According to this source, Poland will gradually forbid commerce on Sundays:
Poland’s ruling party approved a law that will gradually impose a ban on Sunday shopping, meeting the demand of its conservative Catholic supporters with a measure that risks undermining economic growth and hitting corporate profits and real-estate investors.
According to this article, EU regulations deal more with ensuring weekly rest periods rather than ensuring a free Sunday:
There are no specific EU regulations regarding weekend work. The 1993 Working Time Directive determined that the minimum weekly rest period ‘shall, in principle, include Sunday’. In 1996, however, the European Court of Justice annulled this provision by ruling that:
the Council has failed to explain why Sunday, as a weekly rest day, is more closely connected with the health and safety of workers than any other day of the week.
The 2003 Working Time Directive does not refer to any specific day in relation to weekly rest periods or any other aspect of working time. Article 2 of the European Social Charter says that Member States should agree:
to ensure a weekly rest period which shall, as far as possible, coincide with the day recognised by tradition or custom in the country or region concerned as a day of rest.
From the economic point of view, this seems to have a negative effect upon tourism and those who can mostly work during the week-ends (e.g. students).
Question: Why do some countries forbid working on Sunday rather than strictly regulating it?
By strict regulation I am thinking about something resembling my own country's regulation, that can be summed up very roughly as:
- normal working schedule is 40h/week
- extended (on request by worker or company) working schedule can be up to 48h/week
- working on any week-end day is paid (almost) double (or a free day + normal payment)

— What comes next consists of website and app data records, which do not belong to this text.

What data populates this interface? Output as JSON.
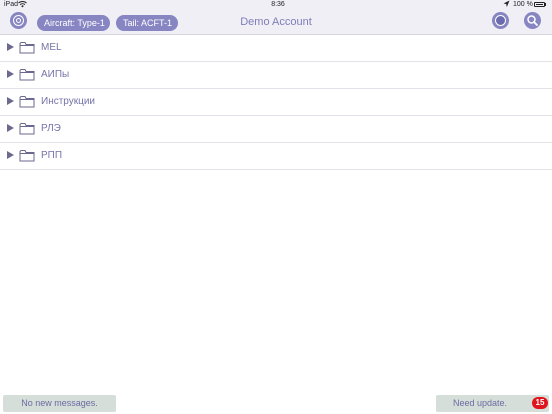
{
  "status_bar": {
    "device": "iPad",
    "time": "8:36",
    "battery_percent": "100 %"
  },
  "nav": {
    "aircraft_label": "Aircraft: Type-1",
    "tail_label": "Tail: ACFT-1",
    "title": "Demo Account"
  },
  "folders": [
    {
      "label": "MEL"
    },
    {
      "label": "АИПы"
    },
    {
      "label": "Инструкции"
    },
    {
      "label": "РЛЭ"
    },
    {
      "label": "РПП"
    }
  ],
  "footer": {
    "messages_label": "No new messages.",
    "update_label": "Need update.",
    "update_count": "15"
  },
  "colors": {
    "accent": "#8785c2",
    "badge": "#e0141c",
    "footer_button": "#d5ded9"
  }
}
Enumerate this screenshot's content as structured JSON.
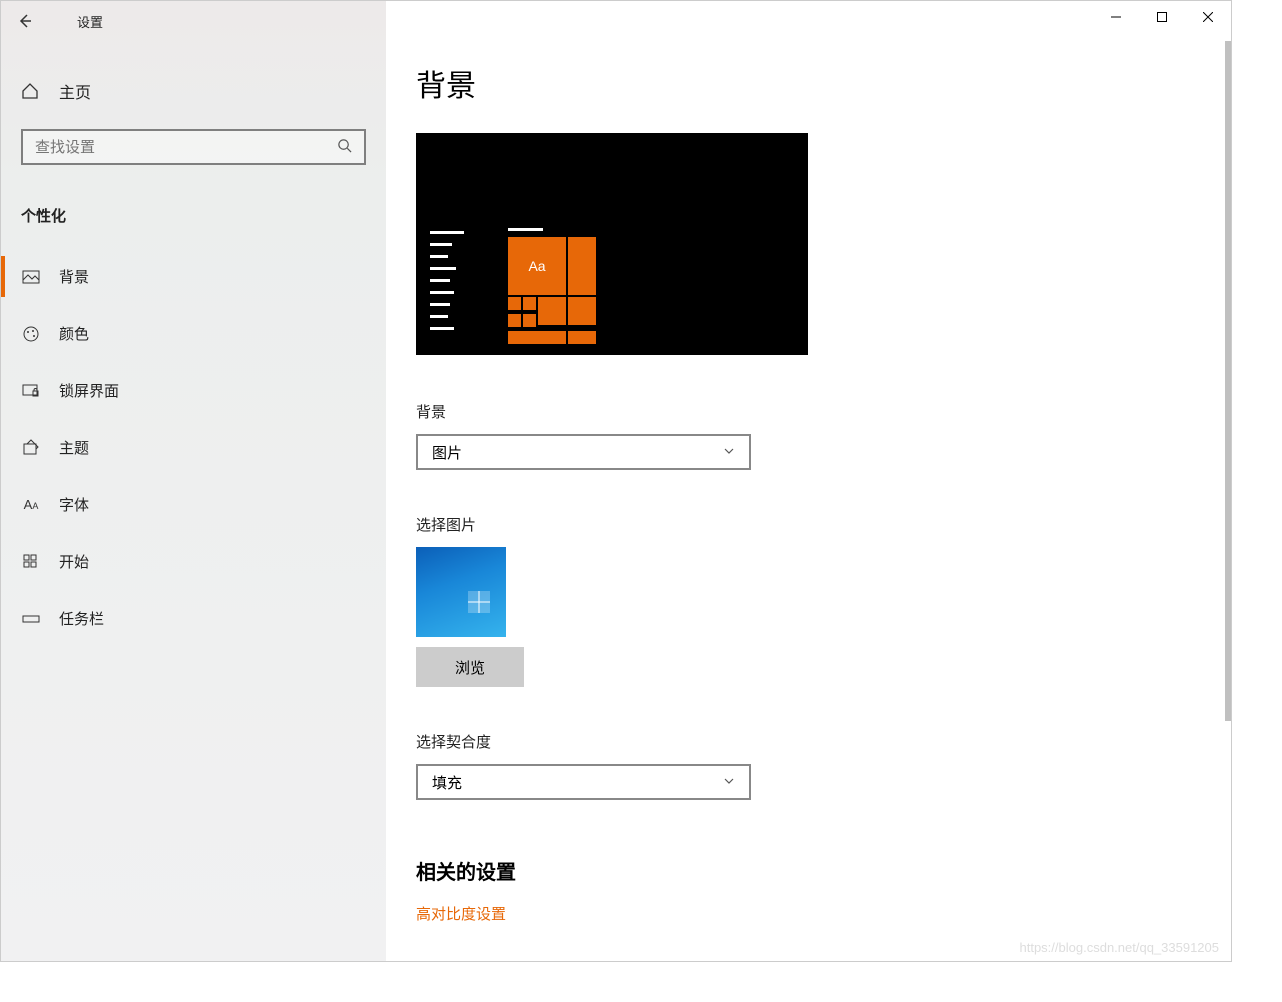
{
  "window": {
    "title": "设置",
    "watermark": "https://blog.csdn.net/qq_33591205"
  },
  "sidebar": {
    "home_label": "主页",
    "search_placeholder": "查找设置",
    "category": "个性化",
    "items": [
      {
        "label": "背景",
        "icon": "image"
      },
      {
        "label": "颜色",
        "icon": "palette"
      },
      {
        "label": "锁屏界面",
        "icon": "lockscreen"
      },
      {
        "label": "主题",
        "icon": "theme"
      },
      {
        "label": "字体",
        "icon": "font"
      },
      {
        "label": "开始",
        "icon": "start"
      },
      {
        "label": "任务栏",
        "icon": "taskbar"
      }
    ],
    "active_index": 0
  },
  "main": {
    "page_title": "背景",
    "preview_sample_text": "Aa",
    "background_label": "背景",
    "background_value": "图片",
    "choose_picture_label": "选择图片",
    "browse_button": "浏览",
    "fit_label": "选择契合度",
    "fit_value": "填充",
    "related_title": "相关的设置",
    "related_link": "高对比度设置"
  }
}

- working on any public holiday is paid double and an extra free day
So, working on Sundays is not forbidden, but companies cannot abuse it due to higher costs associated with it.